• _Activity_
Line by line, copy all of the data exactly.

########

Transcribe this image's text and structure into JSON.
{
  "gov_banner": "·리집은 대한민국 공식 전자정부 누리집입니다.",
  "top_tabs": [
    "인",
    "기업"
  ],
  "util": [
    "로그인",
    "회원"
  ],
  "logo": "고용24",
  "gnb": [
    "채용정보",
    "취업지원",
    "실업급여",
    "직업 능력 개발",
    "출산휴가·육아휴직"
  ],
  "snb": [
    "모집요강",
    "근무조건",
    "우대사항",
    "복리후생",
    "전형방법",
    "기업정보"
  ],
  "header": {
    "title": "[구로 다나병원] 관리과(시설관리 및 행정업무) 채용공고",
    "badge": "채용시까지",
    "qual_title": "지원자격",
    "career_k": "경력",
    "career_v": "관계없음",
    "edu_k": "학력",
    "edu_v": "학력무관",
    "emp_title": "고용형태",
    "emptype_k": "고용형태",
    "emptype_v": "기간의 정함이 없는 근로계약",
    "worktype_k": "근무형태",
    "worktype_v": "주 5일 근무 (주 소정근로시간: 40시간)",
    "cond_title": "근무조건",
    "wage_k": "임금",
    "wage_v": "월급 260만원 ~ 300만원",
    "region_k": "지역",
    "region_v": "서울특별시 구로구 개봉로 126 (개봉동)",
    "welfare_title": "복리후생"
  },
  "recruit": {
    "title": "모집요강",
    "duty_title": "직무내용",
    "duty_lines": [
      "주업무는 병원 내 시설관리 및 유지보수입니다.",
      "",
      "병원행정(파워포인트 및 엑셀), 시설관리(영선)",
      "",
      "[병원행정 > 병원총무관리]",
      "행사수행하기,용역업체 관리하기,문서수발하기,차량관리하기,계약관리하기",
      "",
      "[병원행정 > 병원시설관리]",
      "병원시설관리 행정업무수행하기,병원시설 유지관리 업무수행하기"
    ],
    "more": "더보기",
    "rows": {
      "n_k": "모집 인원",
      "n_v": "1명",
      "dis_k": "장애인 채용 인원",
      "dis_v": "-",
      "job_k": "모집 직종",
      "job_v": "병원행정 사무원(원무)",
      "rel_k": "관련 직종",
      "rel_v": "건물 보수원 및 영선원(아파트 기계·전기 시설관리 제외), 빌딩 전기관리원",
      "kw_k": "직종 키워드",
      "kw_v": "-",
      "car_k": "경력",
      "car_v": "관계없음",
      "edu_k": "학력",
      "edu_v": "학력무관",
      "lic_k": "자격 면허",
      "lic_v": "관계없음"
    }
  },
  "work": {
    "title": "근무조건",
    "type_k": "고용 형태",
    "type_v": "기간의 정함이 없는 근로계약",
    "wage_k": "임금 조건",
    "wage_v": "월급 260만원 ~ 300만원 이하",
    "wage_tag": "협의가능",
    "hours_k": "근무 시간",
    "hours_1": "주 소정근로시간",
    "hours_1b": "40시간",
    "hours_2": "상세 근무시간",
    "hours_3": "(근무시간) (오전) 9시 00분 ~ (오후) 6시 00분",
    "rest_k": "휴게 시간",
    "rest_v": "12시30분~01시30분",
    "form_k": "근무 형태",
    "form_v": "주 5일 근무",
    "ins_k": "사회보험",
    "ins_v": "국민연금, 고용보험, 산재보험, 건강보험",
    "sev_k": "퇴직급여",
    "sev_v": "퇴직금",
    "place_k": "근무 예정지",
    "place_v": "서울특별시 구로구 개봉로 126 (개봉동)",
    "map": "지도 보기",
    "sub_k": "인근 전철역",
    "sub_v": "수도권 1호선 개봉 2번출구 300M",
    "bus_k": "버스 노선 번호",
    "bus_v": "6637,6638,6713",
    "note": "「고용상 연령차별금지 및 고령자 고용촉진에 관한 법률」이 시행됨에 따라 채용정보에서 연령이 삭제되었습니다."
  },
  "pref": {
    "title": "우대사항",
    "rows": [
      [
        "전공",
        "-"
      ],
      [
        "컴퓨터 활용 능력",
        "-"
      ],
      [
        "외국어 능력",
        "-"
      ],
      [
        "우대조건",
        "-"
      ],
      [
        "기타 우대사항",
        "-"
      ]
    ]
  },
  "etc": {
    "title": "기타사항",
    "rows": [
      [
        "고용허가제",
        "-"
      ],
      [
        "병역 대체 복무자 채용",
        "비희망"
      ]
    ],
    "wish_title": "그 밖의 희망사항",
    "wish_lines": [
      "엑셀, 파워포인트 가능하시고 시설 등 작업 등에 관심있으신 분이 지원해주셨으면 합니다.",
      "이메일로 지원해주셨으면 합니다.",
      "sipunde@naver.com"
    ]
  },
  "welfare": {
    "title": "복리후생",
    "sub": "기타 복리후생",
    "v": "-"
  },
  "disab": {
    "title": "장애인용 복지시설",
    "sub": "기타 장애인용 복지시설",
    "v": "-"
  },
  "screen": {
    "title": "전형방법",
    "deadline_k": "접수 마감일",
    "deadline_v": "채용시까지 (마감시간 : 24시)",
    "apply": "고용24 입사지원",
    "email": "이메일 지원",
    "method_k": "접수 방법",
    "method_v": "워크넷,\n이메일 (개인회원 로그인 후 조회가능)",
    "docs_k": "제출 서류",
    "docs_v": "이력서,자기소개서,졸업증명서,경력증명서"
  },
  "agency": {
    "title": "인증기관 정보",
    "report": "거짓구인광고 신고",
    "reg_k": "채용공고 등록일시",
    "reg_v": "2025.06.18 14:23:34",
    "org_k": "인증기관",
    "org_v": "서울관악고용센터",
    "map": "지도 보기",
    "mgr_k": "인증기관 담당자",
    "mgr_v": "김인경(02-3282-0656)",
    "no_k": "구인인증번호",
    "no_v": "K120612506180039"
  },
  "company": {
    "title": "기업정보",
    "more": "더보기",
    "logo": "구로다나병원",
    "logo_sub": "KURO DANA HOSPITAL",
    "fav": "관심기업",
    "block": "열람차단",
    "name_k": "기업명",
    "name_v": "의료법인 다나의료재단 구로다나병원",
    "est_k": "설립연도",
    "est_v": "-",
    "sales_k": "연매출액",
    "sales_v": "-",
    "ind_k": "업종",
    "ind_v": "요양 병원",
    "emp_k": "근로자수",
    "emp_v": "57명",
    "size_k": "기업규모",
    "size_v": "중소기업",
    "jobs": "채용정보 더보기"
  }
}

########

• _Result of this exercise_
Transcribe this image's text and structure into JSON.
{
  "gov_banner": "·리집은 대한민국 공식 전자정부 누리집입니다.",
  "top_tabs": [
    "인",
    "기업"
  ],
  "util": [
    "로그인",
    "회원"
  ],
  "logo": "고용24",
  "gnb": [
    "채용정보",
    "취업지원",
    "실업급여",
    "직업 능력 개발",
    "출산휴가·육아휴직"
  ],
  "snb": [
    "모집요강",
    "근무조건",
    "우대사항",
    "복리후생",
    "전형방법",
    "기업정보"
  ],
  "header": {
    "title": "[구로 다나병원] 관리과(시설관리 및 행정업무) 채용공고",
    "badge": "채용시까지",
    "qual_title": "지원자격",
    "career_k": "경력",
    "career_v": "관계없음",
    "edu_k": "학력",
    "edu_v": "학력무관",
    "emp_title": "고용형태",
    "emptype_k": "고용형태",
    "emptype_v": "기간의 정함이 없는 근로계약",
    "worktype_k": "근무형태",
    "worktype_v": "주 5일 근무 (주 소정근로시간: 40시간)",
    "cond_title": "근무조건",
    "wage_k": "임금",
    "wage_v": "월급 260만원 ~ 300만원",
    "region_k": "지역",
    "region_v": "서울특별시 구로구 개봉로 126 (개봉동)",
    "welfare_title": "복리후생"
  },
  "recruit": {
    "title": "모집요강",
    "duty_title": "직무내용",
    "duty_lines": [
      "주업무는 병원 내 시설관리 및 유지보수입니다.",
      "",
      "병원행정(파워포인트 및 엑셀), 시설관리(영선)",
      "",
      "[병원행정 > 병원총무관리]",
      "행사수행하기,용역업체 관리하기,문서수발하기,차량관리하기,계약관리하기",
      "",
      "[병원행정 > 병원시설관리]",
      "병원시설관리 행정업무수행하기,병원시설 유지관리 업무수행하기"
    ],
    "more": "더보기",
    "rows": {
      "n_k": "모집 인원",
      "n_v": "1명",
      "dis_k": "장애인 채용 인원",
      "dis_v": "-",
      "job_k": "모집 직종",
      "job_v": "병원행정 사무원(원무)",
      "rel_k": "관련 직종",
      "rel_v": "건물 보수원 및 영선원(아파트 기계·전기 시설관리 제외), 빌딩 전기관리원",
      "kw_k": "직종 키워드",
      "kw_v": "-",
      "car_k": "경력",
      "car_v": "관계없음",
      "edu_k": "학력",
      "edu_v": "학력무관",
      "lic_k": "자격 면허",
      "lic_v": "관계없음"
    }
  },
  "work": {
    "title": "근무조건",
    "type_k": "고용 형태",
    "type_v": "기간의 정함이 없는 근로계약",
    "wage_k": "임금 조건",
    "wage_v": "월급 260만원 ~ 300만원 이하",
    "wage_tag": "협의가능",
    "hours_k": "근무 시간",
    "hours_1": "주 소정근로시간",
    "hours_1b": "40시간",
    "hours_2": "상세 근무시간",
    "hours_3": "(근무시간) (오전) 9시 00분 ~ (오후) 6시 00분",
    "rest_k": "휴게 시간",
    "rest_v": "12시30분~01시30분",
    "form_k": "근무 형태",
    "form_v": "주 5일 근무",
    "ins_k": "사회보험",
    "ins_v": "국민연금, 고용보험, 산재보험, 건강보험",
    "sev_k": "퇴직급여",
    "sev_v": "퇴직금",
    "place_k": "근무 예정지",
    "place_v": "서울특별시 구로구 개봉로 126 (개봉동)",
    "map": "지도 보기",
    "sub_k": "인근 전철역",
    "sub_v": "수도권 1호선 개봉 2번출구 300M",
    "bus_k": "버스 노선 번호",
    "bus_v": "6637,6638,6713",
    "note": "「고용상 연령차별금지 및 고령자 고용촉진에 관한 법률」이 시행됨에 따라 채용정보에서 연령이 삭제되었습니다."
  },
  "pref": {
    "title": "우대사항",
    "rows": [
      [
        "전공",
        "-"
      ],
      [
        "컴퓨터 활용 능력",
        "-"
      ],
      [
        "외국어 능력",
        "-"
      ],
      [
        "우대조건",
        "-"
      ],
      [
        "기타 우대사항",
        "-"
      ]
    ]
  },
  "etc": {
    "title": "기타사항",
    "rows": [
      [
        "고용허가제",
        "-"
      ],
      [
        "병역 대체 복무자 채용",
        "비희망"
      ]
    ],
    "wish_title": "그 밖의 희망사항",
    "wish_lines": [
      "엑셀, 파워포인트 가능하시고 시설 등 작업 등에 관심있으신 분이 지원해주셨으면 합니다.",
      "이메일로 지원해주셨으면 합니다.",
      "sipunde@naver.com"
    ]
  },
  "welfare": {
    "title": "복리후생",
    "sub": "기타 복리후생",
    "v": "-"
  },
  "disab": {
    "title": "장애인용 복지시설",
    "sub": "기타 장애인용 복지시설",
    "v": "-"
  },
  "screen": {
    "title": "전형방법",
    "deadline_k": "접수 마감일",
    "deadline_v": "채용시까지 (마감시간 : 24시)",
    "apply": "고용24 입사지원",
    "email": "이메일 지원",
    "method_k": "접수 방법",
    "method_v": "워크넷,\n이메일 (개인회원 로그인 후 조회가능)",
    "docs_k": "제출 서류",
    "docs_v": "이력서,자기소개서,졸업증명서,경력증명서"
  },
  "agency": {
    "title": "인증기관 정보",
    "report": "거짓구인광고 신고",
    "reg_k": "채용공고 등록일시",
    "reg_v": "2025.06.18 14:23:34",
    "org_k": "인증기관",
    "org_v": "서울관악고용센터",
    "map": "지도 보기",
    "mgr_k": "인증기관 담당자",
    "mgr_v": "김인경(02-3282-0656)",
    "no_k": "구인인증번호",
    "no_v": "K120612506180039"
  },
  "company": {
    "title": "기업정보",
    "more": "더보기",
    "logo": "구로다나병원",
    "logo_sub": "KURO DANA HOSPITAL",
    "fav": "관심기업",
    "block": "열람차단",
    "name_k": "기업명",
    "name_v": "의료법인 다나의료재단 구로다나병원",
    "est_k": "설립연도",
    "est_v": "-",
    "sales_k": "연매출액",
    "sales_v": "-",
    "ind_k": "업종",
    "ind_v": "요양 병원",
    "emp_k": "근로자수",
    "emp_v": "57명",
    "size_k": "기업규모",
    "size_v": "중소기업",
    "jobs": "채용정보 더보기"
  }
}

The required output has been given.